*EXERCISE OBJECTIVE*
You are asked to filter the data below and copy every line holding "comments".

*PROVIDED DATA*
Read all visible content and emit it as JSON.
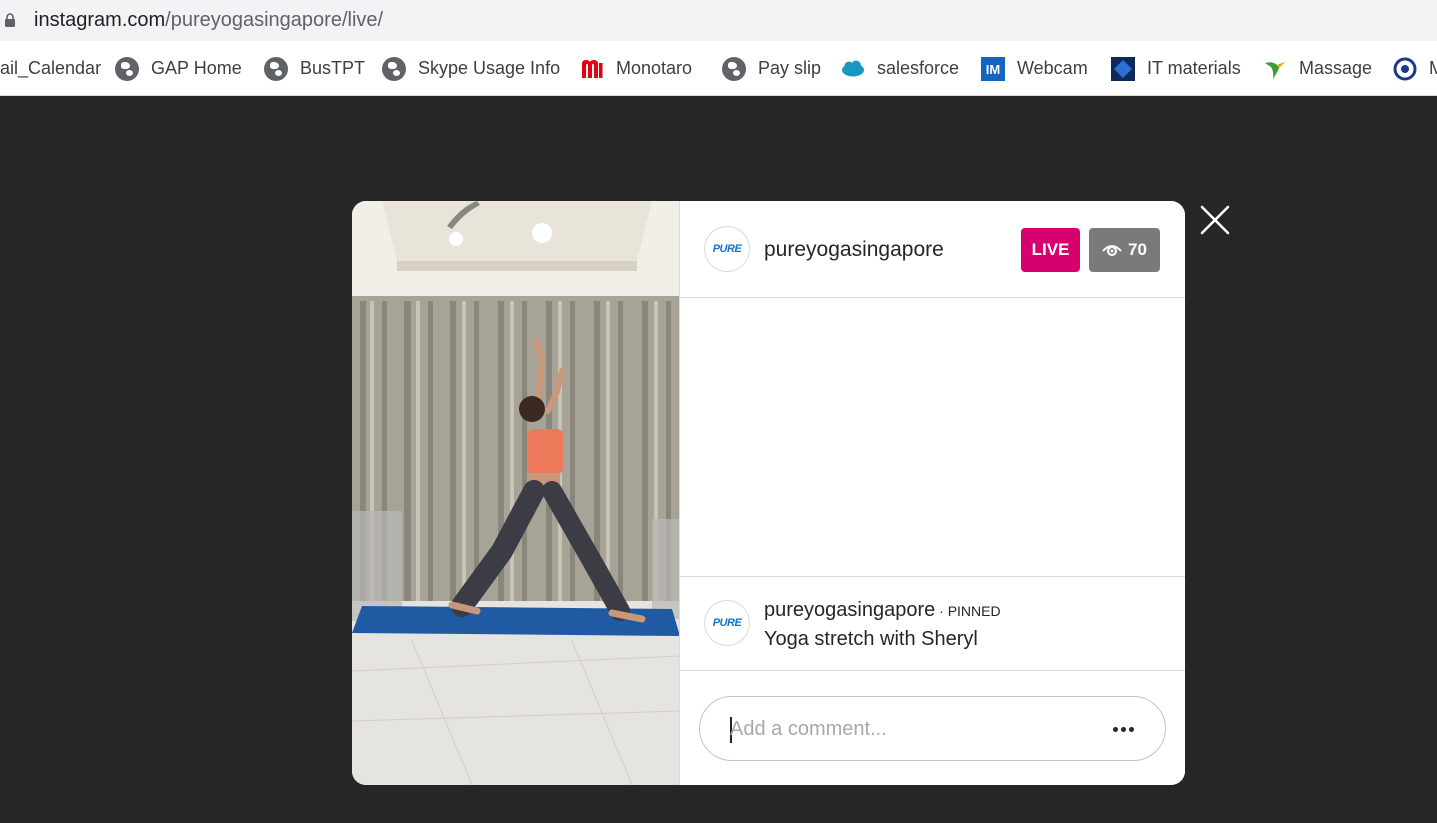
{
  "browser": {
    "url_domain": "instagram.com",
    "url_path": "/pureyogasingapore/live/"
  },
  "bookmarks": [
    {
      "label": "ail_Calendar",
      "icon": "none"
    },
    {
      "label": "GAP Home",
      "icon": "globe-icon"
    },
    {
      "label": "BusTPT",
      "icon": "globe-icon"
    },
    {
      "label": "Skype Usage Info",
      "icon": "globe-icon"
    },
    {
      "label": "Monotaro",
      "icon": "monotaro-icon"
    },
    {
      "label": "Pay slip",
      "icon": "globe-icon"
    },
    {
      "label": "salesforce",
      "icon": "salesforce-cloud-icon"
    },
    {
      "label": "Webcam",
      "icon": "im-icon"
    },
    {
      "label": "IT materials",
      "icon": "diamond-icon"
    },
    {
      "label": "Massage",
      "icon": "bird-icon"
    },
    {
      "label": "M",
      "icon": "circle-logo-icon"
    }
  ],
  "live": {
    "account": "pureyogasingapore",
    "avatar_text": "PURE",
    "live_label": "LIVE",
    "viewer_count": "70",
    "pinned_user": "pureyogasingapore",
    "pinned_tag": " · PINNED",
    "pinned_comment": "Yoga stretch with Sheryl",
    "comment_placeholder": "Add a comment..."
  },
  "colors": {
    "live": "#d6006f",
    "viewer_badge": "#7a7a7a",
    "backdrop": "#262626"
  }
}
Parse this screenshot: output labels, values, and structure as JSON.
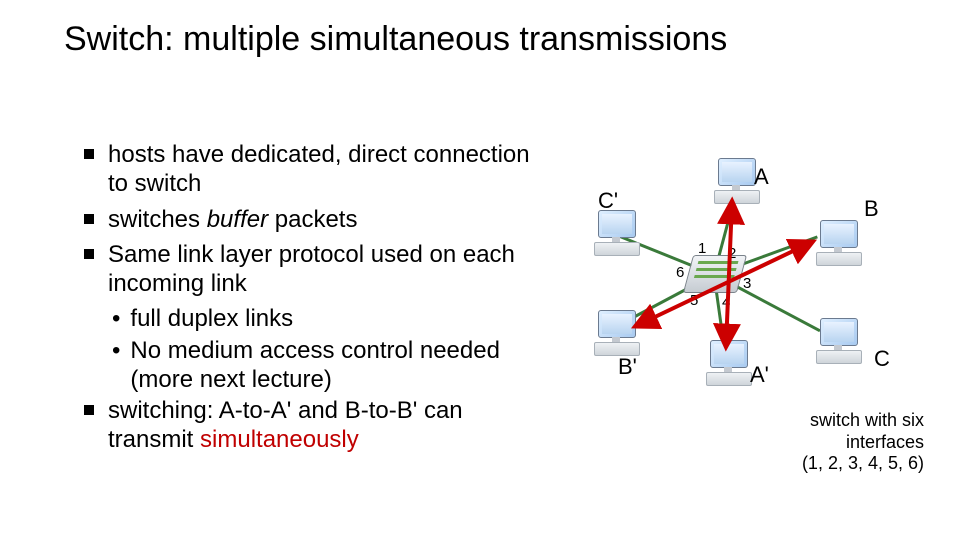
{
  "title": "Switch: multiple simultaneous transmissions",
  "bullets": {
    "b0": "hosts have dedicated, direct connection to switch",
    "b1_a": "switches ",
    "b1_b": "buffer",
    "b1_c": " packets",
    "b2": "Same link layer protocol used on each incoming link",
    "s0": "full duplex links",
    "s1": "No medium access control needed (more next lecture)",
    "b3_a": "switching: A-to-A' and B-to-B' can transmit ",
    "b3_b": "simultaneously"
  },
  "hosts": {
    "A": "A",
    "B": "B",
    "C": "C",
    "Ap": "A'",
    "Bp": "B'",
    "Cp": "C'"
  },
  "ports": {
    "p1": "1",
    "p2": "2",
    "p3": "3",
    "p4": "4",
    "p5": "5",
    "p6": "6"
  },
  "caption": {
    "l1": "switch with six",
    "l2": "interfaces",
    "l3": "(1, 2, 3, 4, 5, 6)"
  }
}
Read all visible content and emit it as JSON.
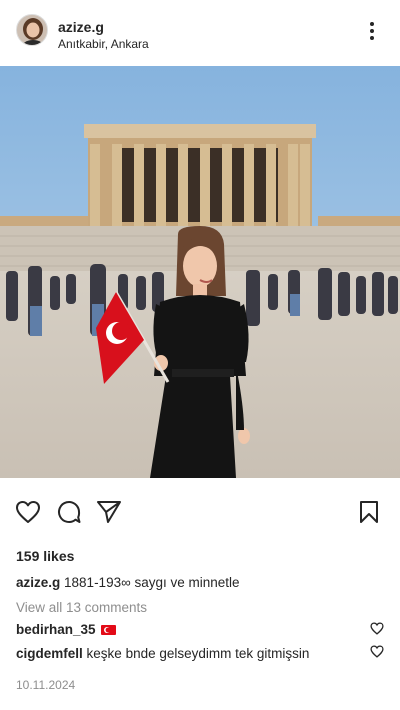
{
  "post": {
    "username": "azize.g",
    "location": "Anıtkabir, Ankara",
    "likes_text": "159 likes",
    "caption_user": "azize.g",
    "caption_text": "1881-193∞ saygı ve minnetle",
    "view_comments": "View all 13 comments",
    "comments": [
      {
        "user": "bedirhan_35",
        "text": ""
      },
      {
        "user": "cigdemfell",
        "text": "keşke bnde gelseydimm tek gitmişsin"
      }
    ],
    "date": "10.11.2024"
  },
  "icons": {
    "more": "more-options-icon",
    "like": "heart-icon",
    "comment": "comment-icon",
    "share": "send-icon",
    "save": "bookmark-icon",
    "flag": "turkey-flag-emoji"
  },
  "colors": {
    "text": "#262626",
    "muted": "#8e8e8e",
    "flag_red": "#e30a17"
  }
}
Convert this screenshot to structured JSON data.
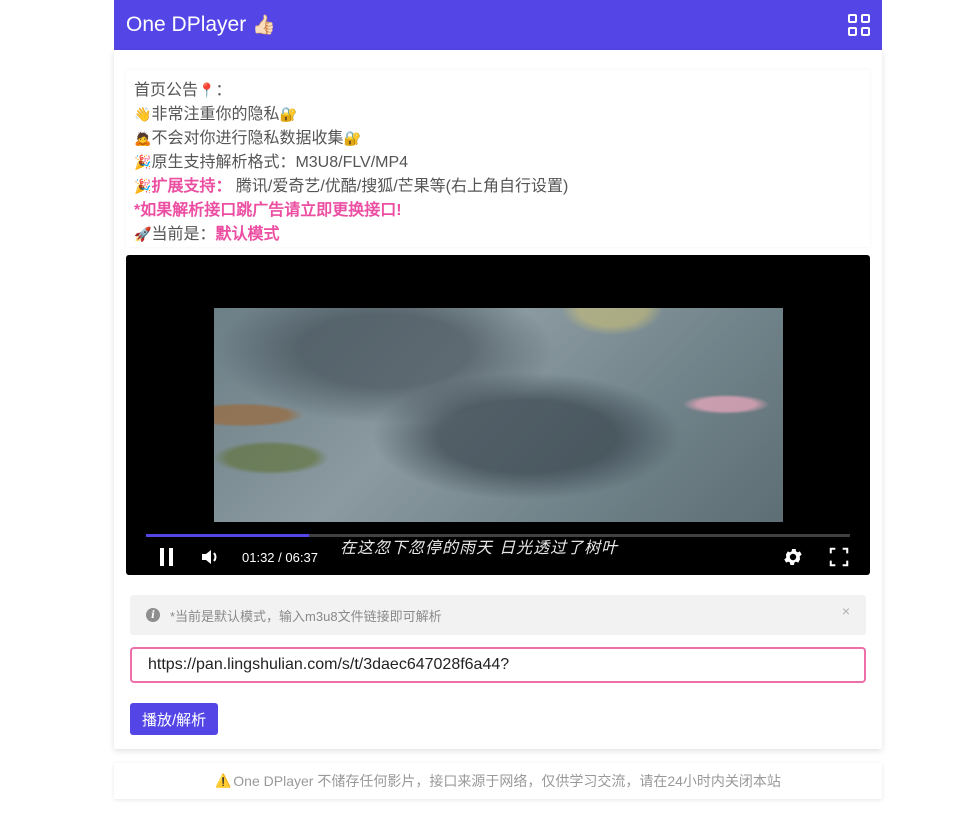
{
  "header": {
    "title": "One DPlayer",
    "title_emoji": "👍🏻",
    "menu_icon": "grid-icon",
    "accent_color": "#5446e6"
  },
  "notice": {
    "heading": "首页公告",
    "heading_emoji": "📍",
    "heading_suffix": "：",
    "line1_emoji": "👋",
    "line1": "非常注重你的隐私",
    "line1_end_emoji": "🔐",
    "line2_emoji": "🙇",
    "line2": "不会对你进行隐私数据收集",
    "line2_end_emoji": "🔐",
    "line3_emoji": "🎉",
    "line3": "原生支持解析格式：M3U8/FLV/MP4",
    "line4_emoji": "🎉",
    "line4_label": "扩展支持：",
    "line4": " 腾讯/爱奇艺/优酷/搜狐/芒果等(右上角自行设置)",
    "warning": "*如果解析接口跳广告请立即更换接口!",
    "line6_emoji": "🚀",
    "line6_label": "当前是：",
    "mode": "默认模式",
    "highlight_color": "#ec4fa2"
  },
  "player": {
    "subtitle": "在这忽下忽停的雨天 日光透过了树叶",
    "current_time": "01:32",
    "separator": " / ",
    "duration": "06:37",
    "progress_fraction": 0.2317,
    "icons": [
      "pause-icon",
      "volume-icon",
      "gear-icon",
      "fullscreen-icon"
    ]
  },
  "alert": {
    "text": "*当前是默认模式，输入m3u8文件链接即可解析",
    "close": "×",
    "icon": "info-icon"
  },
  "input": {
    "value": "https://pan.lingshulian.com/s/t/3daec647028f6a44?"
  },
  "actions": {
    "play_label": "播放/解析"
  },
  "footer": {
    "warn_emoji": "⚠️",
    "text": "One DPlayer 不储存任何影片，接口来源于网络，仅供学习交流，请在24小时内关闭本站"
  }
}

*YOUR SOLUTION*
    "view_comments": "View all 13 comments",
    "comments": [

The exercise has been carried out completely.